1. Hackers breach Ghost blogging platform to mine cryptocurrency (Hack Read)
2. Malware can extract data from air-gapped PC through power supply (Hack Read)
3. Warning: Citrix ShareFile Flaw Could Let Attackers Steal Corporate Secrets (The Hacker News)
4. Game patch gives hackers access to development content on Amazon S3 (Bleeping Computer)
5. Malicious Bots Infiltrate Online Food Delivery (Dark Reading)
6. A hacker group tried to hijack 900,000 WordPress sites over the last week (ZDNet / We Live Security)
7. Cyber volunteers release blocklists for 26,000 COVID-19 threats (Bleeping Computer)
8. Upgraded Aggah malspam campaign delivers multiple RATs (Talos Intelligence)
9. Targeted Ransomware Attack Hits Taiwanese Organizations (Trend Micro)

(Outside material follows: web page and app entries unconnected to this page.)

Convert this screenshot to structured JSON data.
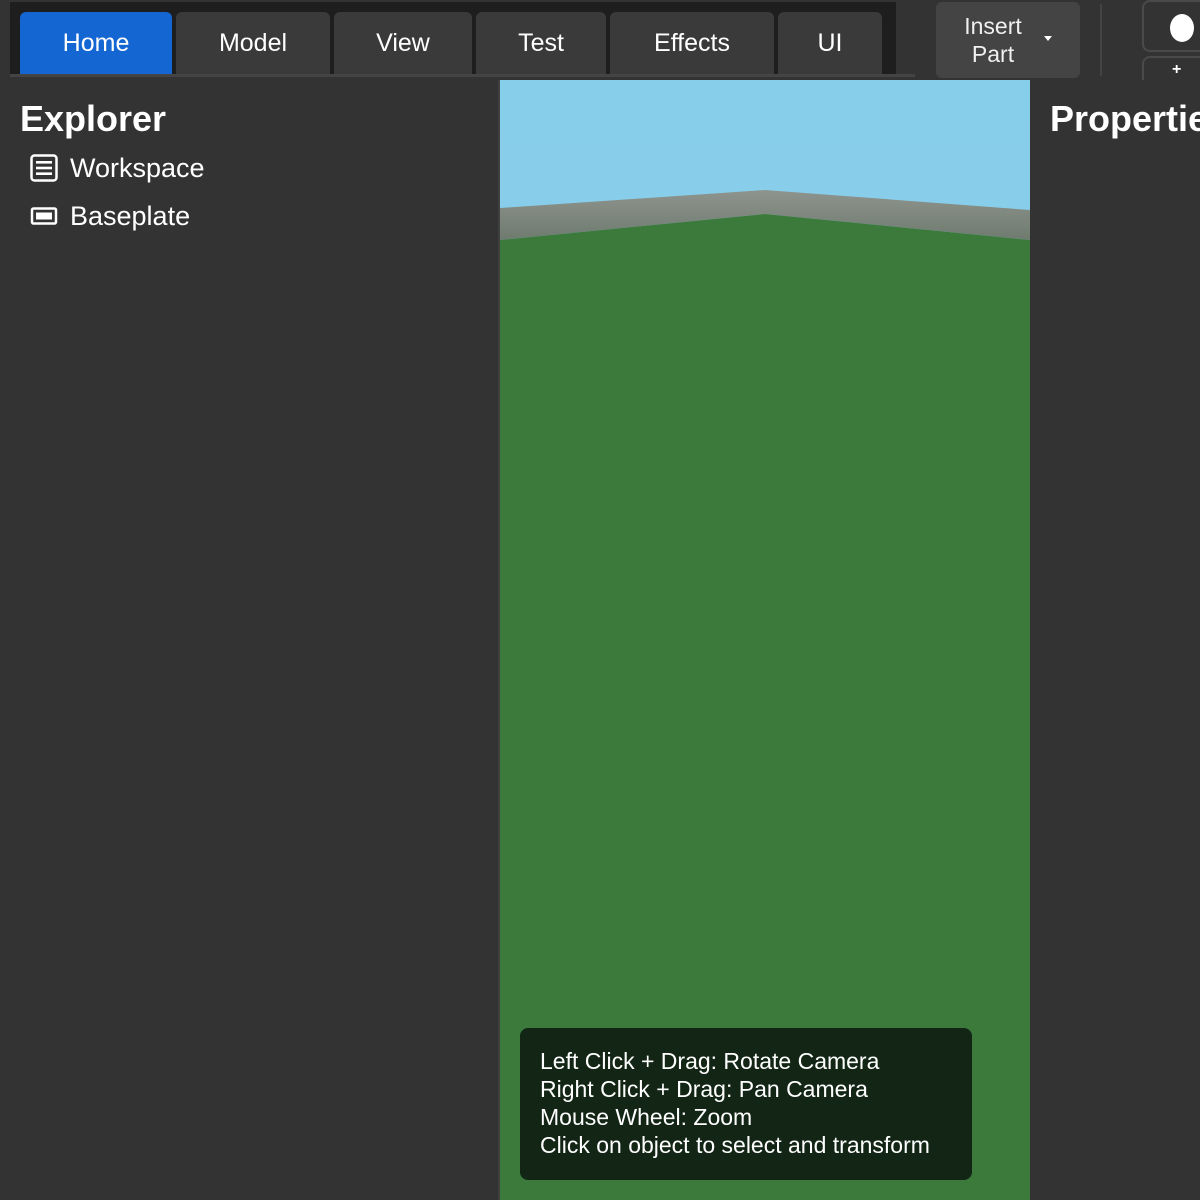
{
  "topbar": {
    "tabs": [
      {
        "label": "Home",
        "active": true
      },
      {
        "label": "Model",
        "active": false
      },
      {
        "label": "View",
        "active": false
      },
      {
        "label": "Test",
        "active": false
      },
      {
        "label": "Effects",
        "active": false
      },
      {
        "label": "UI",
        "active": false
      }
    ],
    "insert_button": {
      "line1": "Insert",
      "line2": "Part",
      "icon": "caret-down-icon"
    },
    "accent_color": "#1466d3"
  },
  "explorer": {
    "title": "Explorer",
    "items": [
      {
        "label": "Workspace",
        "icon": "workspace-icon"
      },
      {
        "label": "Baseplate",
        "icon": "part-icon"
      }
    ]
  },
  "viewport": {
    "sky_color": "#87ceeb",
    "ground_color": "#3c7a3c",
    "hint_lines": [
      "Left Click + Drag: Rotate Camera",
      "Right Click + Drag: Pan Camera",
      "Mouse Wheel: Zoom",
      "Click on object to select and transform"
    ]
  },
  "properties": {
    "title": "Properties"
  }
}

10. Blue Mockingbird Is Mining Cryptocurrency (Infosecurity)